Many medieval commentators, however, sought out the simple meaning of the verse. For some, (Rasa”g, Ibn Ezra, Seforno) the verse prohibits creating images to be used as intermediaries in the service of Hashem. For others (Rashbam, Hizkuni) the verse prohibits the production of images of God at all, for any purpose, though this restriction, on the level of peshat, would presumably pertain solely to images made of gold and silver.

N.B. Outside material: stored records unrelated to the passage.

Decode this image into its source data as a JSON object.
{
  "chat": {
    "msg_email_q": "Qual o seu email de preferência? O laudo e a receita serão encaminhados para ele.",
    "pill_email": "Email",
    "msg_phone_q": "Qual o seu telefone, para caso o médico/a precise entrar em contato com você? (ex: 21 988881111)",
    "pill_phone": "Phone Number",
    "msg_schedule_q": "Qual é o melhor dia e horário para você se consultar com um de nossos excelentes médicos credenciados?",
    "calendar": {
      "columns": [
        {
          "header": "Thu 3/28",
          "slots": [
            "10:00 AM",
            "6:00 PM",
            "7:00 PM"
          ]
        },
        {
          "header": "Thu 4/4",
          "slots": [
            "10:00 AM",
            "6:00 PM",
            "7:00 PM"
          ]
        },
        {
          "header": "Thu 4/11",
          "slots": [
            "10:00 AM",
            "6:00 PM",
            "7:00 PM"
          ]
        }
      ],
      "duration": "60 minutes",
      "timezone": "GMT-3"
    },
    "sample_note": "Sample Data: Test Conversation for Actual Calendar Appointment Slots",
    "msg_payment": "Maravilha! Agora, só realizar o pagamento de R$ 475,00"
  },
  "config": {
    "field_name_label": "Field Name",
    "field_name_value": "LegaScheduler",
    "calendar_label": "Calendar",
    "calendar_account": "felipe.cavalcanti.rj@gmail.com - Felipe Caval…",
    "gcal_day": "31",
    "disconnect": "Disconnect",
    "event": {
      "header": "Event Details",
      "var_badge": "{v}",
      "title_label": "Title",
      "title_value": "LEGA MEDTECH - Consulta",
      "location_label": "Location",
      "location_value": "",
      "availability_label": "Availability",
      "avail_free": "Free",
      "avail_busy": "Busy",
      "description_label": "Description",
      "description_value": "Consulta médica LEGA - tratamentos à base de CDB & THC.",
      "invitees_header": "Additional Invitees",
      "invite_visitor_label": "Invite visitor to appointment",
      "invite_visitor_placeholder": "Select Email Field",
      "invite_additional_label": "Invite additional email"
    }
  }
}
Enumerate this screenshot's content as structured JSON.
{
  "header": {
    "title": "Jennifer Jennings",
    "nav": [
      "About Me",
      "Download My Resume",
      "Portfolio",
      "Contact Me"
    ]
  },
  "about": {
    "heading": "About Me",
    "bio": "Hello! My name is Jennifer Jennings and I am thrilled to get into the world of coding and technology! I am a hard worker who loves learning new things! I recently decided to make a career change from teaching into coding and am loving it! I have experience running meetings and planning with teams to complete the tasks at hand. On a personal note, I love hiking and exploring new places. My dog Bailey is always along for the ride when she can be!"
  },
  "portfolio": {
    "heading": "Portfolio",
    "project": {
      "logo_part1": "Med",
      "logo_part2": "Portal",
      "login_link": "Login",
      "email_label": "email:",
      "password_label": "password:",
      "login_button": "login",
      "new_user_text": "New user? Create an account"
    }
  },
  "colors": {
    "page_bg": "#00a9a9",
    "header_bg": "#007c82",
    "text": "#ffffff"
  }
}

I raise this discussion not with the intent of surveying the full history of halachic interpretation to this verse, and certainly not with the aim of offering halachic guidance on the question today. Rather, I raise it with an eye toward how this verse may have been understood by a pious Judean king in the 8th century BCE. The simple meaning of Ex. 20:20 would seem not to limit such a king from employing these images. While the Rambam (Avodah Zarah 3:9) adopts the gemara’s conclusion forbidding a graven image of the sun such as that found on Hezekiah’s seal, the debate in the gemara may reflect a longstanding difference of opinion on the understanding of this verse. Its normative interpretation in Hezekiah’s day may have been closer to the opinion in the gemara that prohibits only the images of angelic beings. If that was the case, the seal may represent in visual form what the Bible expresses in words: that some combination of God and his chosen king offered strength and protection symbolized through the sun and wings.